Lock away the Bledisloe Cup and throw away the key for an 18th straight year. With a first-half performance of devastating dominance, and the largest winning margin against Australia, the All Blacks embarrassed the Wallabies in Sydney to secure the first silverware of Ian Foster's tenure.
After opening the door with the first-up draw in Wellington, the All Blacks have subsequently slammed the Wallabies' fingers in the hinge in the next two tests to deliver Australian rugby a brutal reality check.
It's one thing to lose at Eden Park, where the Wallabies last won in 1986. It's another to be spanked on home soil. Dave Rennie now needs to start from scratch and rebuild confidence all over again before facing the All Blacks in a fourth straight test in Brisbane next week.
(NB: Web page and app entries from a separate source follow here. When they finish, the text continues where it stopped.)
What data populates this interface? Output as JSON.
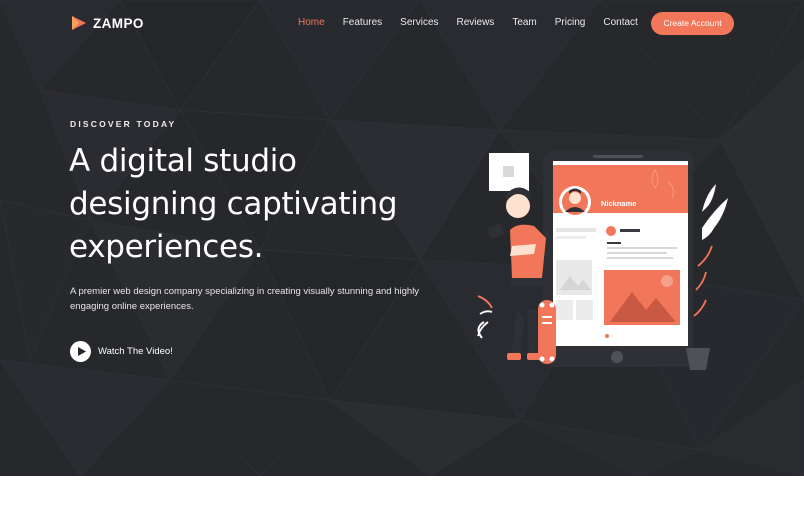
{
  "brand": {
    "name": "ZAMPO",
    "accent": "#f2775a"
  },
  "nav": {
    "items": [
      "Home",
      "Features",
      "Services",
      "Reviews",
      "Team",
      "Pricing",
      "Contact"
    ],
    "active": "Home",
    "cta_label": "Create Account"
  },
  "hero": {
    "eyebrow": "DISCOVER TODAY",
    "headline_lines": [
      "A digital studio",
      "designing captivating",
      "experiences."
    ],
    "description": "A premier web design company specializing in creating visually stunning and highly engaging online experiences.",
    "video_label": "Watch The Video!",
    "illustration": {
      "profile_name": "Nickname"
    }
  },
  "colors": {
    "background": "#27282c",
    "accent": "#f2775a"
  },
  "icons": {
    "logo": "play-triangle-logo-icon",
    "video": "play-icon"
  }
}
What a daunting prospect that now appears.
The All Blacks will take pride in the way their defensive line speed pressured the Wallabies into mistakes from the outset; their work at the breakdown and their strong set piece which allowed Richie Mo'unga to produce his finest performance in a black jersey, with a personal haul of 23 points.
The main concern will be for All Blacks captain Sam Cane, who left the field in the 68th minute after copping a Harry Wilson shoulder to the head which left him dazed and flexing his neck.
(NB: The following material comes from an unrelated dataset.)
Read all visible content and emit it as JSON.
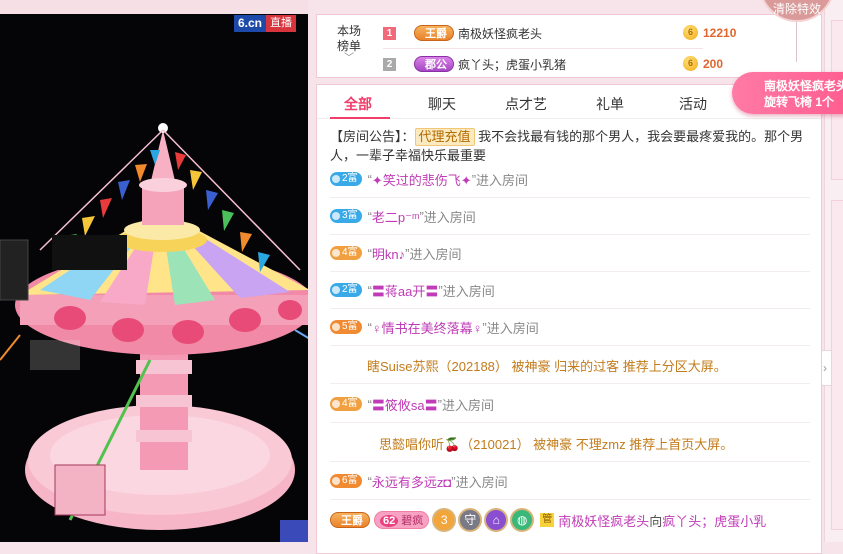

With cross-field kicks, dancing feet, dummies and two tries, Mo'unga picked apart the Wallabies on the back of the patient platform laid by the pack.
Four first-half tries and a 26-0 lead could have been much worse for the Wallabies, with Dane Coles and Caleb Clarke denied further strikes, in front of a disappointing 26,000 turnout.
Missing experienced figures James O'Connor and Matt Toomua through injuries, Rennie handed New Zealand-born Brumbies playmaker Noah Lolesio his test debut but the 20-year-old endured a difficult evening with defensive blunders and kicking the ball dead from a penalty overshadowing his side's sole try after halftime.
As has become customary in the battle for the Bledisloe, the Wallabies fired plenty of shots off the field but they were then missing in action when the whistle sounded.
Defensively the Wallabies were poor and they again committed 21 turnovers and 13 handling errors. Such inaccuracies will always be punished by the All Blacks.
Wallabies wing Filipo Daugunu pronounced this week he "can't wait to hit" Clarke. Five minutes in, Daugunu couldn't wait for Clarke to touch the ground after taking a high ball and copped a yellow card for his troubles.
Jordie Barrett, ruled to have led with his forearm while in possession, followed Daugunu to the bin soon after but his absence did little to stop the All Blacks onslaught.
The All Blacks found regular success peppering the blindside and using the maul as a platform to launch their attack. This is where Mo'unga easily jinked his way past Wallabies hooker Brandon Paenga-Amosa and through Lolesio to claim his first try.
Mo'unga's second try will please Foster in that it was a nod to the ploy of the dual playmaker partnership, with Beauden Barrett laying on a perfect chip to create the break.
While the All Blacks didn't have the same relentlessness about their work in the second spell, as the Wallabies attempted to inject some respectability into the scoreline, two late strikes from Rieko Ioane and Jordie Barrett sealed the crushing defeat.
Hoskins Sotutu, on test debut, delivered a brilliant pass off the back of the scrum to send Blues teammate Ioane in at the corner.
The triumphant mood was dampened, somewhat, by a late yellow card to Shannon Frizell for a high shot.
But there is no mistaking the emphatic nature of this result, and the pleasure the All Blacks will take in retaining the coveted Bledisloe.
On the other side of the fence Rennie is widely recognised as a superb coach. This result, however, exposed the reality of Australian rugby's limited depth.
Test ready prospects cannot be manufactured overnight.
All Blacks 43 (Richie Mo'unga 2, Karl Tu'inukuafe, Dane Coles, Rieko Ioane, Jordie Barrett tries; Mo'unga 5 cons, pen)
Wallabies 7 (Noah Lolesio try)